**Directions for this task**
Of the lines below, report only those that contain "content".

**Task material**
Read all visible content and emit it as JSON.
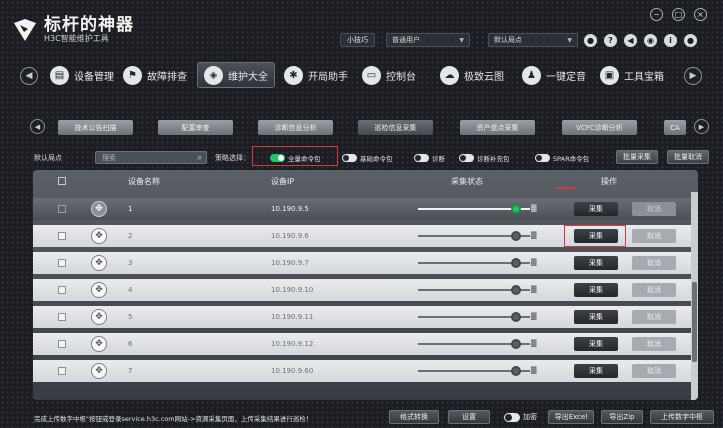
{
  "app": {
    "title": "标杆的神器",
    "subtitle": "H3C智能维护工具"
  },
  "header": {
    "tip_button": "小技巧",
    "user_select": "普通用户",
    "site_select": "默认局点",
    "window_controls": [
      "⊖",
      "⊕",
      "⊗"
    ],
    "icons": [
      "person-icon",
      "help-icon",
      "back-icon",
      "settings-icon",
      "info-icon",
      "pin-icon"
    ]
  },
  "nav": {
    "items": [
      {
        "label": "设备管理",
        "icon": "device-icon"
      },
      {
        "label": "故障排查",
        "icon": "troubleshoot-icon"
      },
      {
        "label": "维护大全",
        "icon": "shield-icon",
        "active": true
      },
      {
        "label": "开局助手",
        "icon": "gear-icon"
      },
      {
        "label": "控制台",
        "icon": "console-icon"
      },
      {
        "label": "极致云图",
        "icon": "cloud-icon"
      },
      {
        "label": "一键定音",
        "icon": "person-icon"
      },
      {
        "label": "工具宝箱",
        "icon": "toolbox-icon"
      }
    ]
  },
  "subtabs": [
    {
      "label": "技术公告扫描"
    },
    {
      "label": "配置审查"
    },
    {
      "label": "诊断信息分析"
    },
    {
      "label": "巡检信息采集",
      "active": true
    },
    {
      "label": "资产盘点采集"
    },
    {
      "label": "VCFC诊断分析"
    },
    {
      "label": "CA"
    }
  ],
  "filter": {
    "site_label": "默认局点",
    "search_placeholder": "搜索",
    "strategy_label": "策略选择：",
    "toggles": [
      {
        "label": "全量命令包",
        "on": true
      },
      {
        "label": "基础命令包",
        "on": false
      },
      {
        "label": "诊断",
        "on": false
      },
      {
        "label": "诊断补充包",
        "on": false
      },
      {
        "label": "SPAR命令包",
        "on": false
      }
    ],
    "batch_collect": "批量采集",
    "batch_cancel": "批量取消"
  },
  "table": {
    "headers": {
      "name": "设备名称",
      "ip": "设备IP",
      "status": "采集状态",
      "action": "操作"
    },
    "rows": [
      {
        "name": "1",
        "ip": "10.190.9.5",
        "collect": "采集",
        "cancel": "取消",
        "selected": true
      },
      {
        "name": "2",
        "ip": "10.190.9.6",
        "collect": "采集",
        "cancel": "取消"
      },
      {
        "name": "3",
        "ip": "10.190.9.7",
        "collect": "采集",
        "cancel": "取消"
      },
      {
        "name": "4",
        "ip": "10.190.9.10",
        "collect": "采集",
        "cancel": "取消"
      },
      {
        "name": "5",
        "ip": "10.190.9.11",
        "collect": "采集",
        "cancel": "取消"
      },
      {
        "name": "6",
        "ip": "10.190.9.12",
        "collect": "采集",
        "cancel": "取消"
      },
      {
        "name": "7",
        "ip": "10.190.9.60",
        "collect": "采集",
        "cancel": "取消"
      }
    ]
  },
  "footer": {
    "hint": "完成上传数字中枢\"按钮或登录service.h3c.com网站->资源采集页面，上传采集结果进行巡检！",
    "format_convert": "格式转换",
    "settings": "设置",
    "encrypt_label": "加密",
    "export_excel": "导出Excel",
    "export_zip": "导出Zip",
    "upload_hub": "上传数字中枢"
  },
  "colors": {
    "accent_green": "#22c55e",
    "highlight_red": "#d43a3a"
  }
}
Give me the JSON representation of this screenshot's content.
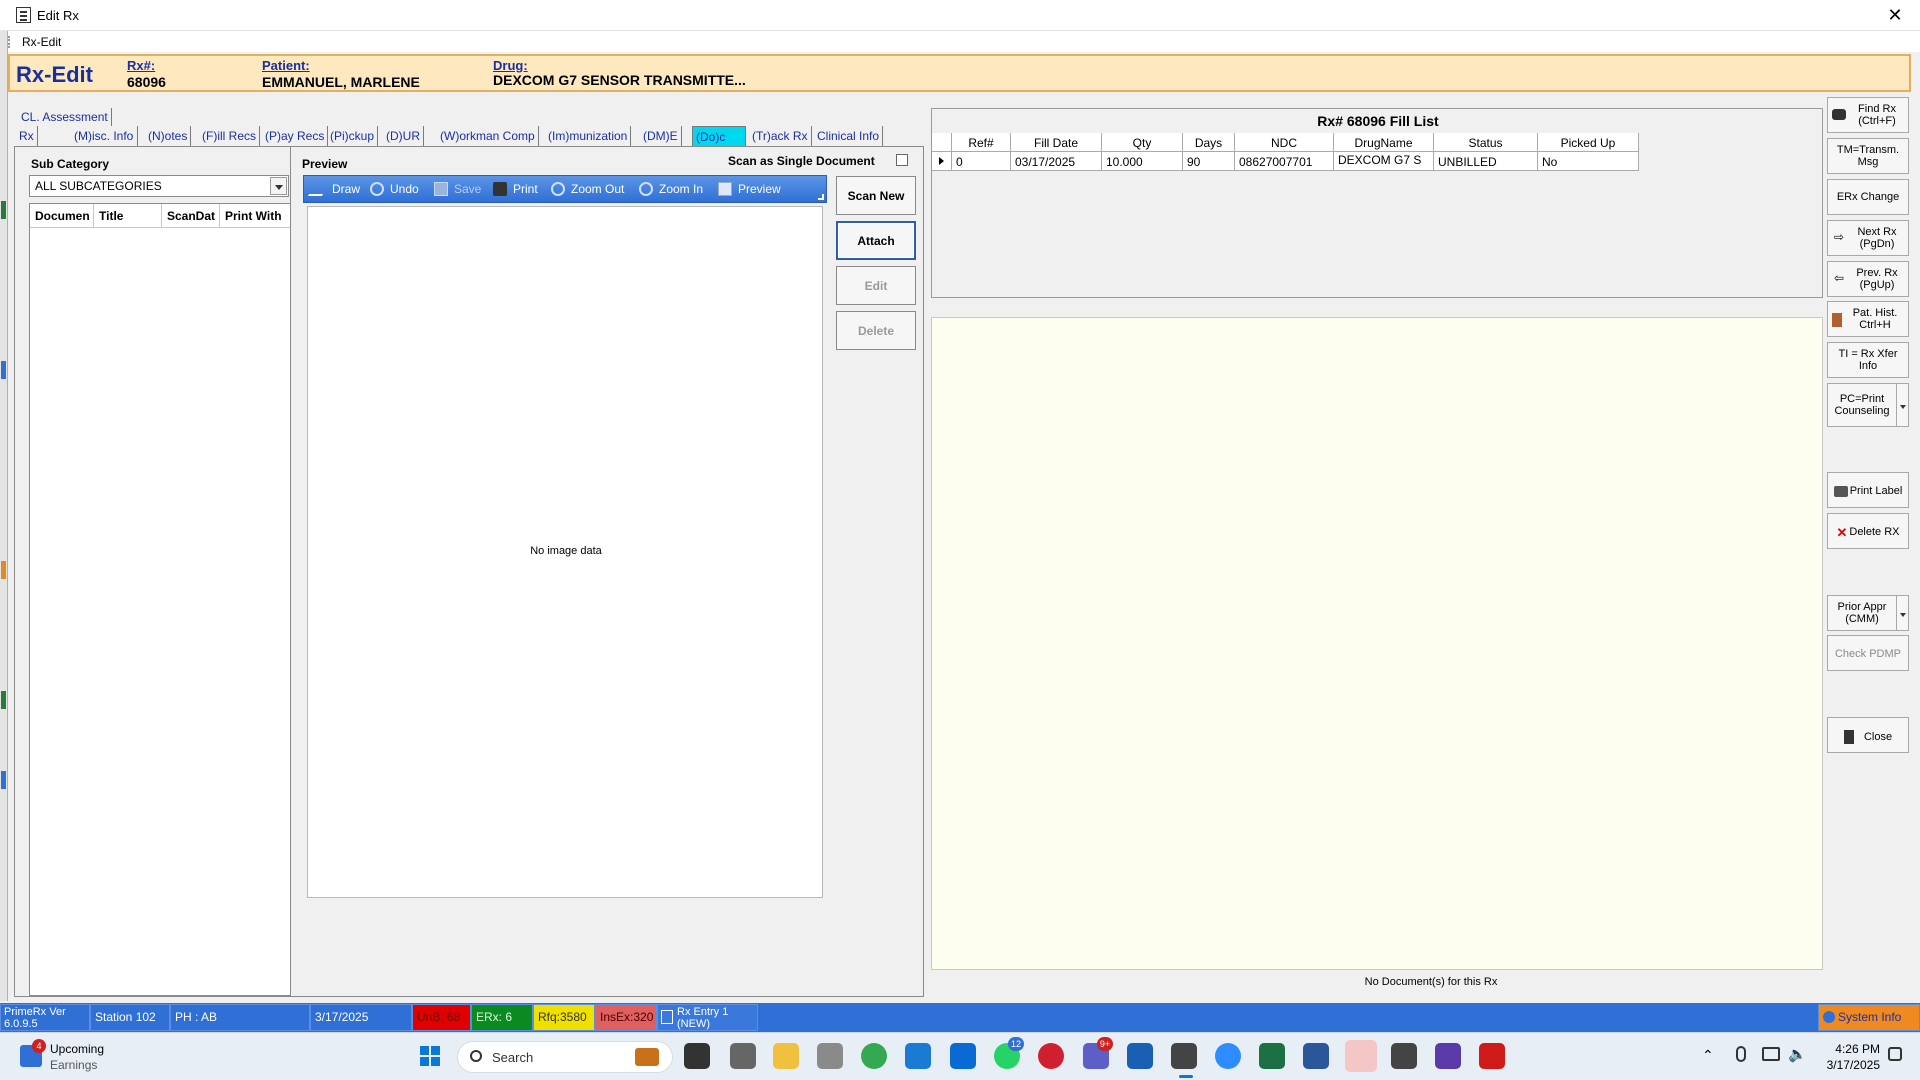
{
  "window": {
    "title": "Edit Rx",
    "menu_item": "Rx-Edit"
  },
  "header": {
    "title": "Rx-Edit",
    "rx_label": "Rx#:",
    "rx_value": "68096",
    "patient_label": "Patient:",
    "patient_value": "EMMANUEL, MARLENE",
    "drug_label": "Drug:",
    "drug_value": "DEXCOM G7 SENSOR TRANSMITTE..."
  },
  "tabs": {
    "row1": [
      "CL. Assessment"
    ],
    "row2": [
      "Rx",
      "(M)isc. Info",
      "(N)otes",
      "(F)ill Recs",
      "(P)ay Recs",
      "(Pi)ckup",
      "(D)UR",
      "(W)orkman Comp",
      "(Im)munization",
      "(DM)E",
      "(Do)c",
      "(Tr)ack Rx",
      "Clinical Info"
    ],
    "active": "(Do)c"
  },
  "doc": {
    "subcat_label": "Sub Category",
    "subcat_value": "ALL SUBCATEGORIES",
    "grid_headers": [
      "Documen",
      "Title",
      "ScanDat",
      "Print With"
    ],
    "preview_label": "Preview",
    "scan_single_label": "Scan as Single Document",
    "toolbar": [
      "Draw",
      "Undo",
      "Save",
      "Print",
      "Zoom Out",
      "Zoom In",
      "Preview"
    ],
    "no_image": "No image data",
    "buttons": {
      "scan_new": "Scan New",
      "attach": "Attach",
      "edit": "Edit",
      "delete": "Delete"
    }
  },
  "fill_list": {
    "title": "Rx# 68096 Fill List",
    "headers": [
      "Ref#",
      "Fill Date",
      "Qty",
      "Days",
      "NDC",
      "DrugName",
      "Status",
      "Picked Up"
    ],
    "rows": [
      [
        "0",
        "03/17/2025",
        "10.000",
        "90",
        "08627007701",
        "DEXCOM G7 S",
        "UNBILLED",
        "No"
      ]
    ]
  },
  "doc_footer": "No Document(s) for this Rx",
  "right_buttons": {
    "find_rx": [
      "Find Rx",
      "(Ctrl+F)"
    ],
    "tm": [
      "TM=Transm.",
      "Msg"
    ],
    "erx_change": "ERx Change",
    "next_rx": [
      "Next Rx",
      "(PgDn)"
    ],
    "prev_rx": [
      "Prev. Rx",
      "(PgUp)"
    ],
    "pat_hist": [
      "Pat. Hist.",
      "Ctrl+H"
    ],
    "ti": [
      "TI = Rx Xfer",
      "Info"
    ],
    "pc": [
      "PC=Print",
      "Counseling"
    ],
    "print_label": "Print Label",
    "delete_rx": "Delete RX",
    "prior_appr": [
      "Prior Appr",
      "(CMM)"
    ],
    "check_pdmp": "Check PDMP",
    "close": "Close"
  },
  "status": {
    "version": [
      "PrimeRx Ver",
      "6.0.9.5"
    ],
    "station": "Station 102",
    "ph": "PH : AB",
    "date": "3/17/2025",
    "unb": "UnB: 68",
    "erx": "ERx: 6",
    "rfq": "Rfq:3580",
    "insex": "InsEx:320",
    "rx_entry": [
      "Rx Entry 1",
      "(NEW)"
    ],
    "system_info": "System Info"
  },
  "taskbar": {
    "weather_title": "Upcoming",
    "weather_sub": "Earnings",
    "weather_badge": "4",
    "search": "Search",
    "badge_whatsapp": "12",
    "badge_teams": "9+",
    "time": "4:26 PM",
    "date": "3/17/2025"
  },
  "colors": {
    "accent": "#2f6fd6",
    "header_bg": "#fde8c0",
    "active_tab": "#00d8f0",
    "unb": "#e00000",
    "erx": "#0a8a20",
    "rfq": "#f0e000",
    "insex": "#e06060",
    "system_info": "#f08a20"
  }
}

**Answer space**
Read all visible content and emit it as JSON.
Give me the JSON representation of this screenshot's content.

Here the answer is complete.